We are all lucky within the International Moving industry. Constantly travelling, meeting new people, interacting with our overseas partners and of course seeing new and exciting cultures. To not take advantage of this and learn from these experiences would be a shame.
In 2018, I travelled to the United Kingdom for the BAR conference. On this conference, I asked around about how other companies perceived the quality of the exports from Australia. All the companies agreed the quality was good, however, they hated handling the white traditional bubble type export wrap. The reason for this was the cost to then dispose of these materials being non-recyclable I agreed that this was an issue and something needed to be done but, how do you change something that has been utilised for more than ﬁfty years in an already mature market
I was fortunate enough to meet with Andrew Simpson of Simpsons Packaging during the conference. I was amazed with some of the techniques they use to speed up the process of export wrapping such as utilising prefabricated covers for lounges, armchairs, mattresses, dining chairs and other items.
To do this however I had to both make a large ﬁnancial commitment (a 40ft container of materials isn’t cheap) but I backed myself, placed the order and set about changing the way materials were perceived by my removal teams in Australia. It wasn’t easy, but I found that by providing my teams with no other alternative, they had no choice but to adapt and several weeks later after they got used to the new materials and wrapping methods, the plastic bubble wrap was a thing of the past.

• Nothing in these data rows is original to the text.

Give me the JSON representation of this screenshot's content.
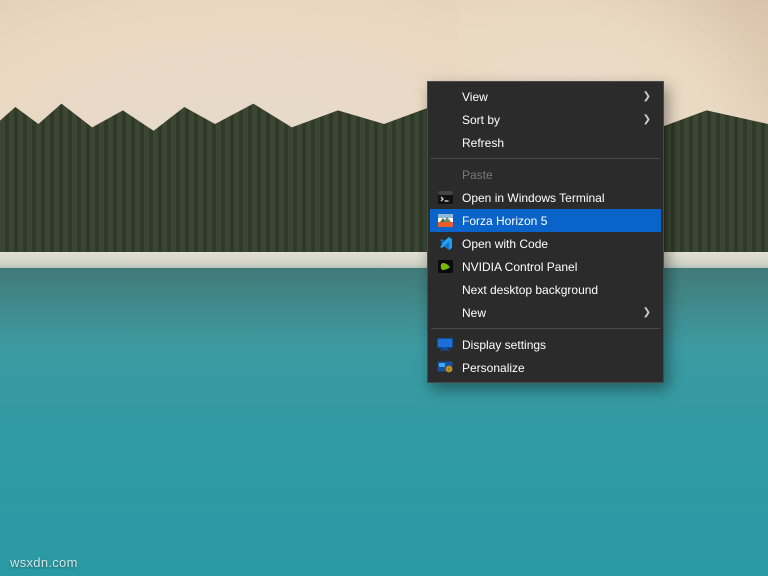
{
  "watermark": "wsxdn.com",
  "menu": {
    "selected_index": 5,
    "groups": [
      [
        {
          "label": "View",
          "submenu": true,
          "icon": null
        },
        {
          "label": "Sort by",
          "submenu": true,
          "icon": null
        },
        {
          "label": "Refresh",
          "submenu": false,
          "icon": null
        }
      ],
      [
        {
          "label": "Paste",
          "submenu": false,
          "icon": null,
          "disabled": true
        },
        {
          "label": "Open in Windows Terminal",
          "submenu": false,
          "icon": "terminal-icon"
        },
        {
          "label": "Forza Horizon 5",
          "submenu": false,
          "icon": "forza-icon",
          "selected": true
        },
        {
          "label": "Open with Code",
          "submenu": false,
          "icon": "vscode-icon"
        },
        {
          "label": "NVIDIA Control Panel",
          "submenu": false,
          "icon": "nvidia-icon"
        },
        {
          "label": "Next desktop background",
          "submenu": false,
          "icon": null
        },
        {
          "label": "New",
          "submenu": true,
          "icon": null
        }
      ],
      [
        {
          "label": "Display settings",
          "submenu": false,
          "icon": "display-icon"
        },
        {
          "label": "Personalize",
          "submenu": false,
          "icon": "personalize-icon"
        }
      ]
    ]
  },
  "colors": {
    "menu_bg": "#2b2b2b",
    "menu_border": "#4a4a4a",
    "highlight": "#0a63c9",
    "text": "#ffffff",
    "text_disabled": "#7a7a7a"
  }
}
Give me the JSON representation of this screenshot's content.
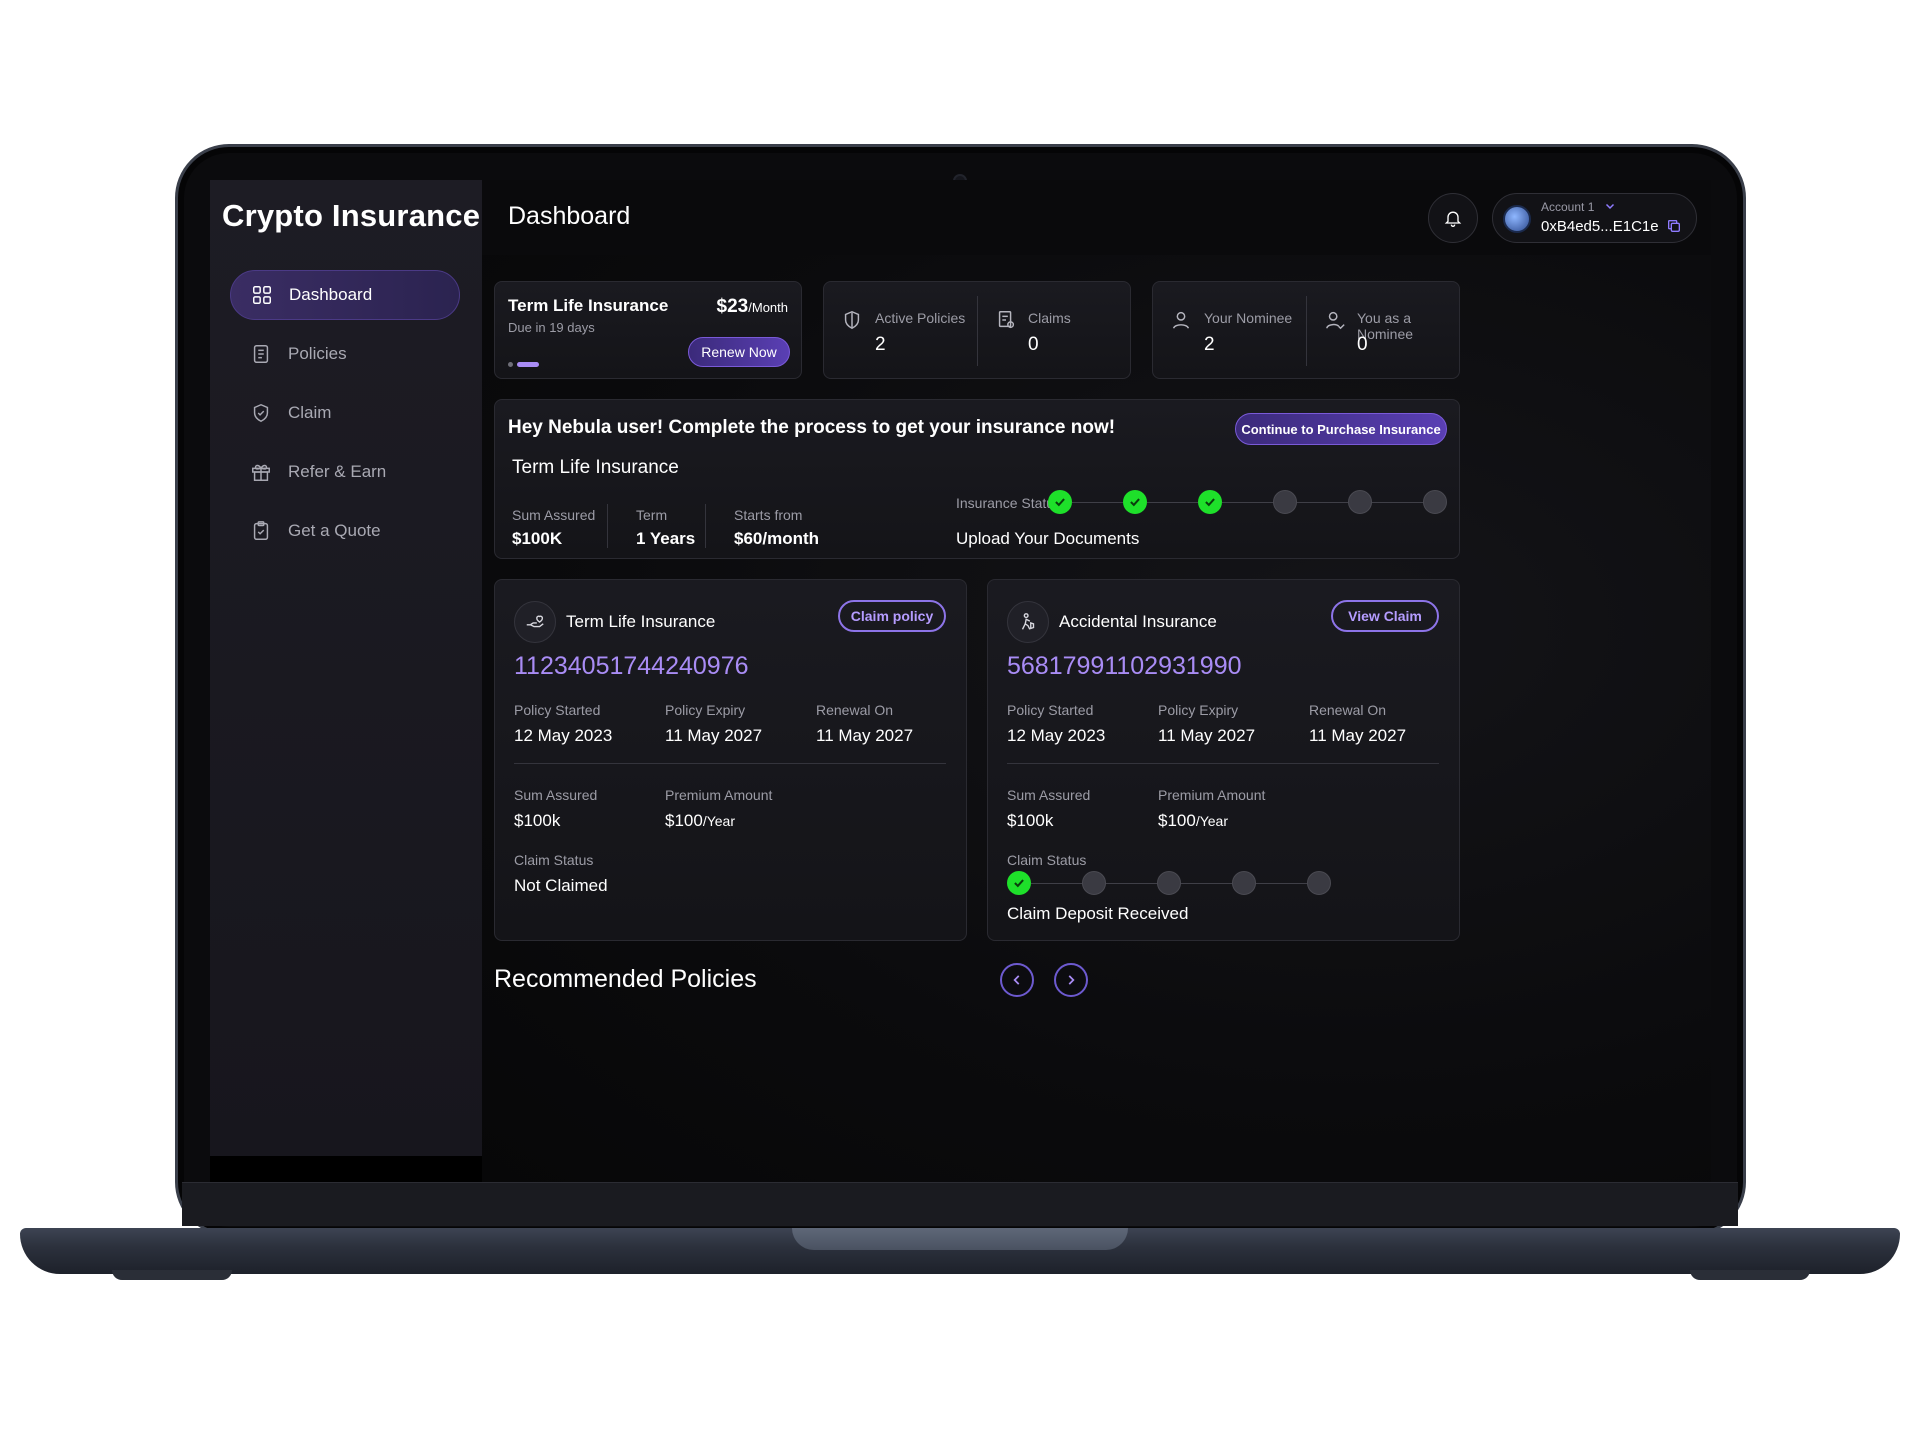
{
  "brand": "Crypto Insurance",
  "page_title": "Dashboard",
  "nav": [
    {
      "label": "Dashboard",
      "icon": "grid-icon",
      "active": true
    },
    {
      "label": "Policies",
      "icon": "document-icon"
    },
    {
      "label": "Claim",
      "icon": "shield-check-icon"
    },
    {
      "label": "Refer & Earn",
      "icon": "gift-icon"
    },
    {
      "label": "Get a Quote",
      "icon": "clipboard-check-icon"
    }
  ],
  "account": {
    "label": "Account 1",
    "address": "0xB4ed5...E1C1e"
  },
  "due_card": {
    "title": "Term Life Insurance",
    "price": "$23",
    "price_unit": "/Month",
    "due": "Due in 19 days",
    "button": "Renew Now"
  },
  "policy_stats": {
    "active_label": "Active Policies",
    "active_value": "2",
    "claims_label": "Claims",
    "claims_value": "0"
  },
  "nominee_stats": {
    "your_label": "Your Nominee",
    "your_value": "2",
    "as_label": "You as a Nominee",
    "as_value": "0"
  },
  "banner": {
    "heading": "Hey Nebula user! Complete the process to get your insurance now!",
    "button": "Continue to Purchase Insurance",
    "product": "Term Life Insurance",
    "sum_label": "Sum Assured",
    "sum_value": "$100K",
    "term_label": "Term",
    "term_value": "1 Years",
    "starts_label": "Starts from",
    "starts_value": "$60/month",
    "status_label": "Insurance Status",
    "status_step_text": "Upload Your Documents",
    "steps_total": 6,
    "steps_done": 3
  },
  "policy_cards": [
    {
      "name": "Term Life Insurance",
      "button": "Claim policy",
      "number": "11234051744240976",
      "started_label": "Policy Started",
      "started": "12 May 2023",
      "expiry_label": "Policy Expiry",
      "expiry": "11 May 2027",
      "renewal_label": "Renewal On",
      "renewal": "11 May 2027",
      "sum_label": "Sum Assured",
      "sum": "$100k",
      "premium_label": "Premium Amount",
      "premium": "$100",
      "premium_unit": "/Year",
      "claim_label": "Claim Status",
      "claim_status": "Not Claimed"
    },
    {
      "name": "Accidental Insurance",
      "button": "View Claim",
      "number": "56817991102931990",
      "started_label": "Policy Started",
      "started": "12 May 2023",
      "expiry_label": "Policy Expiry",
      "expiry": "11 May 2027",
      "renewal_label": "Renewal On",
      "renewal": "11 May 2027",
      "sum_label": "Sum Assured",
      "sum": "$100k",
      "premium_label": "Premium Amount",
      "premium": "$100",
      "premium_unit": "/Year",
      "claim_label": "Claim Status",
      "claim_status": "Claim Deposit Received",
      "claim_steps_total": 5,
      "claim_steps_done": 1
    }
  ],
  "recommended_title": "Recommended Policies",
  "colors": {
    "accent": "#7a5ad8",
    "success": "#1ee02a",
    "purple_text": "#a98cf5"
  }
}
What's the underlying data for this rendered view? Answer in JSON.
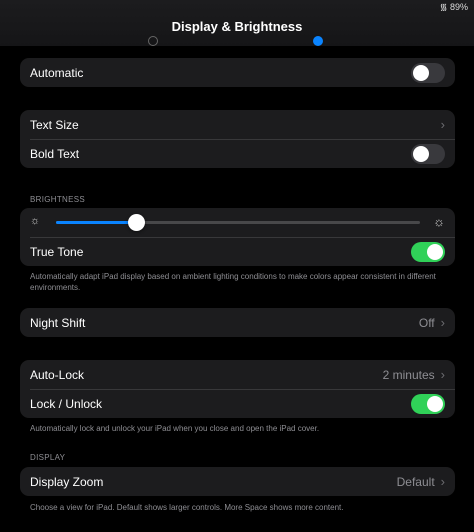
{
  "status": {
    "battery": "89%"
  },
  "header": {
    "title": "Display & Brightness"
  },
  "appearance": {
    "automatic_label": "Automatic",
    "automatic_on": false
  },
  "text": {
    "text_size_label": "Text Size",
    "bold_text_label": "Bold Text",
    "bold_text_on": false
  },
  "brightness": {
    "section_header": "BRIGHTNESS",
    "level": 0.22,
    "true_tone_label": "True Tone",
    "true_tone_on": true,
    "true_tone_note": "Automatically adapt iPad display based on ambient lighting conditions to make colors appear consistent in different environments."
  },
  "night_shift": {
    "label": "Night Shift",
    "value": "Off"
  },
  "lock": {
    "auto_lock_label": "Auto-Lock",
    "auto_lock_value": "2 minutes",
    "lock_unlock_label": "Lock / Unlock",
    "lock_unlock_on": true,
    "note": "Automatically lock and unlock your iPad when you close and open the iPad cover."
  },
  "display": {
    "section_header": "DISPLAY",
    "zoom_label": "Display Zoom",
    "zoom_value": "Default",
    "zoom_note": "Choose a view for iPad. Default shows larger controls. More Space shows more content."
  },
  "colors": {
    "accent": "#0a84ff",
    "toggle_on": "#30d158",
    "cell_bg": "#1c1c1e"
  }
}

Furthermore, we found our private and corporate clients alike appreciated our environmentally conscious solutions as Palmers Relocations became the ﬁrst Australian moving company to utilise 100% environmentally friendly materials. We are proud of this achievement as we continue to pioneer change within the Australian Market.
Our story is proof that there is both operational and ﬁnancial beneﬁts to becoming eco-friendly whilst leaving the world a better place for generations to come.
Article originally published in Issue 19 of the GEM Network